- **RECORDED DATA**:
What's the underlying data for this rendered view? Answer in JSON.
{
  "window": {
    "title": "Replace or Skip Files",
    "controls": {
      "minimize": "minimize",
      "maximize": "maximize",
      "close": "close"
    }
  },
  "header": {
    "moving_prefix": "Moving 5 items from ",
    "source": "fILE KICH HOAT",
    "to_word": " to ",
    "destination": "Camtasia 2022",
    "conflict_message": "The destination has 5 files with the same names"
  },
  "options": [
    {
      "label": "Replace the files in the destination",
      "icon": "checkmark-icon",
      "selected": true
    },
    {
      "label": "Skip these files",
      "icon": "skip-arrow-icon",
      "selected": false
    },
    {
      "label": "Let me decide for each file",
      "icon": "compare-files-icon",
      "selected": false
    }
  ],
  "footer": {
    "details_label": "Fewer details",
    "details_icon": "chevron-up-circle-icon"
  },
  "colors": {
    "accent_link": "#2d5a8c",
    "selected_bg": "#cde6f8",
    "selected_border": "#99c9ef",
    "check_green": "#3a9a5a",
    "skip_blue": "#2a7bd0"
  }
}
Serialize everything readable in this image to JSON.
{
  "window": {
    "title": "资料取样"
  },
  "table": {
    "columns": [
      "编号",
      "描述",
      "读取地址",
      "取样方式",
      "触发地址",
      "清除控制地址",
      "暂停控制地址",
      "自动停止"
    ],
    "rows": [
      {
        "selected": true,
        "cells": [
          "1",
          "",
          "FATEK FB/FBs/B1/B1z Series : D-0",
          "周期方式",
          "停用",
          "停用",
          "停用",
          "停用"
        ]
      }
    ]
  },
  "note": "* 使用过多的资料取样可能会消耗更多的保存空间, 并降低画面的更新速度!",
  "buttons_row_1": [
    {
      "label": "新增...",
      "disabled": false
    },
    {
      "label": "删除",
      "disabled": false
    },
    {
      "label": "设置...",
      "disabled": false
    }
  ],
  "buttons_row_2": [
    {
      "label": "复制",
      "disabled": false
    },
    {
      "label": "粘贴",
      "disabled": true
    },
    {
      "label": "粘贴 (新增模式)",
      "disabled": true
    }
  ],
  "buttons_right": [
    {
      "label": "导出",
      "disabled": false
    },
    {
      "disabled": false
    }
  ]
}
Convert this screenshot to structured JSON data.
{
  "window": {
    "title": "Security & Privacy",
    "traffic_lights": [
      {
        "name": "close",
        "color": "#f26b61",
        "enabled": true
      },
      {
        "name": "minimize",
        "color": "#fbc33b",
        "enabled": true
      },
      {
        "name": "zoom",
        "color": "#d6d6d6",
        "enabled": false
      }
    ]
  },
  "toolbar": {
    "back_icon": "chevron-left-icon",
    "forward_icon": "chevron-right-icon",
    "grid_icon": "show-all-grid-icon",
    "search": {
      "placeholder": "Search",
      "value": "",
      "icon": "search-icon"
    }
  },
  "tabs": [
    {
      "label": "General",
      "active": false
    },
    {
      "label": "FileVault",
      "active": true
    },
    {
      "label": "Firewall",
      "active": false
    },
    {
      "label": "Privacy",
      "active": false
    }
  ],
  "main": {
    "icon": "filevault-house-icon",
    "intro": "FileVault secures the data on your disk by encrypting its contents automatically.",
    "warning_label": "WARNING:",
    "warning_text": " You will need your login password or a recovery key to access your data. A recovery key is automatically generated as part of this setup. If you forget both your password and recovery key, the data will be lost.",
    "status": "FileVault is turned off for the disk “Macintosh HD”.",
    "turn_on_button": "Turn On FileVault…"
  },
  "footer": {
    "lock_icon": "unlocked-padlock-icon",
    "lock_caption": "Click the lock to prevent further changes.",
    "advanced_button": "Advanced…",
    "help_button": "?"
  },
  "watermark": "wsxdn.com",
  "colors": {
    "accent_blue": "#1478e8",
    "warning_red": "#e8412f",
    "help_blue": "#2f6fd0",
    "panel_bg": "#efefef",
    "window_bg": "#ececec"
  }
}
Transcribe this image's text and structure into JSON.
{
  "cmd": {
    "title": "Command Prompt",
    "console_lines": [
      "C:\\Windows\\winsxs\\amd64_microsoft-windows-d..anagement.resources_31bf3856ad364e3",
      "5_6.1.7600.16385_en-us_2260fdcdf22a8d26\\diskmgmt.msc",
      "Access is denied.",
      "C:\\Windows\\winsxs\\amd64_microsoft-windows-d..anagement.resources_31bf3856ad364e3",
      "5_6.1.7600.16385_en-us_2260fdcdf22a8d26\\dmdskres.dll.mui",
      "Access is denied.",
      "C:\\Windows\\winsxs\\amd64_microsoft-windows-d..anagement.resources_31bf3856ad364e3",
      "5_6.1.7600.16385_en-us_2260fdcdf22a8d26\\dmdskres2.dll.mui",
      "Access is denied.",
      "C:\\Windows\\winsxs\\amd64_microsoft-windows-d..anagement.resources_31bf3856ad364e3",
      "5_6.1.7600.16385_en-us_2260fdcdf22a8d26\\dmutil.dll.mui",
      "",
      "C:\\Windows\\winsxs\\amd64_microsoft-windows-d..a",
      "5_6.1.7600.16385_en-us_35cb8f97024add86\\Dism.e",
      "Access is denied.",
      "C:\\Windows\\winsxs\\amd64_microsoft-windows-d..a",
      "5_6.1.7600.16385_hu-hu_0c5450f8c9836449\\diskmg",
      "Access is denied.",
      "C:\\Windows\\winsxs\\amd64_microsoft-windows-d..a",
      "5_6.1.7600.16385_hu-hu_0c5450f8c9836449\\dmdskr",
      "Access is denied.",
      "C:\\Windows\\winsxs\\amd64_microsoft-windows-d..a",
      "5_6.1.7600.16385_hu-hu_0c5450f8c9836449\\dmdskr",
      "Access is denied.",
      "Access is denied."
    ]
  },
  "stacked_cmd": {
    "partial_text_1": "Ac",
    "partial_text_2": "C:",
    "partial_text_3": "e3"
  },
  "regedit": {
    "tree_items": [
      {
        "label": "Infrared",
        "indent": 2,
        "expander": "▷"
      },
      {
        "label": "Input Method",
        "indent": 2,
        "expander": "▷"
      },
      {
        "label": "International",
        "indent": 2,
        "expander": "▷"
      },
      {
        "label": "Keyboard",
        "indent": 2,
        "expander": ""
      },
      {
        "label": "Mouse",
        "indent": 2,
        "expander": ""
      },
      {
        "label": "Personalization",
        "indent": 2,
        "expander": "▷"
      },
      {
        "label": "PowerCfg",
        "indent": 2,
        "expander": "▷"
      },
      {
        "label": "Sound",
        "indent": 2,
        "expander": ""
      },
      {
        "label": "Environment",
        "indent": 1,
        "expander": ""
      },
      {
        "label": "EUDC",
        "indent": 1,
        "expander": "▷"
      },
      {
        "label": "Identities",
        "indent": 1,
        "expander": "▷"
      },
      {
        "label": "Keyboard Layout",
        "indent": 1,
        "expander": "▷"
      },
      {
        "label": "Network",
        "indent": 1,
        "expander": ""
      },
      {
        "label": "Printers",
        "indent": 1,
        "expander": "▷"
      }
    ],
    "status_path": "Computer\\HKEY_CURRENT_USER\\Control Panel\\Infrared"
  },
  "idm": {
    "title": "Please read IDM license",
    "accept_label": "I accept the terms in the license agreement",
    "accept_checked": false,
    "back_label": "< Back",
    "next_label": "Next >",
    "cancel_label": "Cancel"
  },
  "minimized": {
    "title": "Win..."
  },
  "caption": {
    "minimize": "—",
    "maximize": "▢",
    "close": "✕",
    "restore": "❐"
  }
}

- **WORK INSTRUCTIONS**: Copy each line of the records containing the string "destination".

- **ANSWER BELOW**:
    "destination": "Camtasia 2022",
    "conflict_message": "The destination has 5 files with the same names"
      "label": "Replace the files in the destination",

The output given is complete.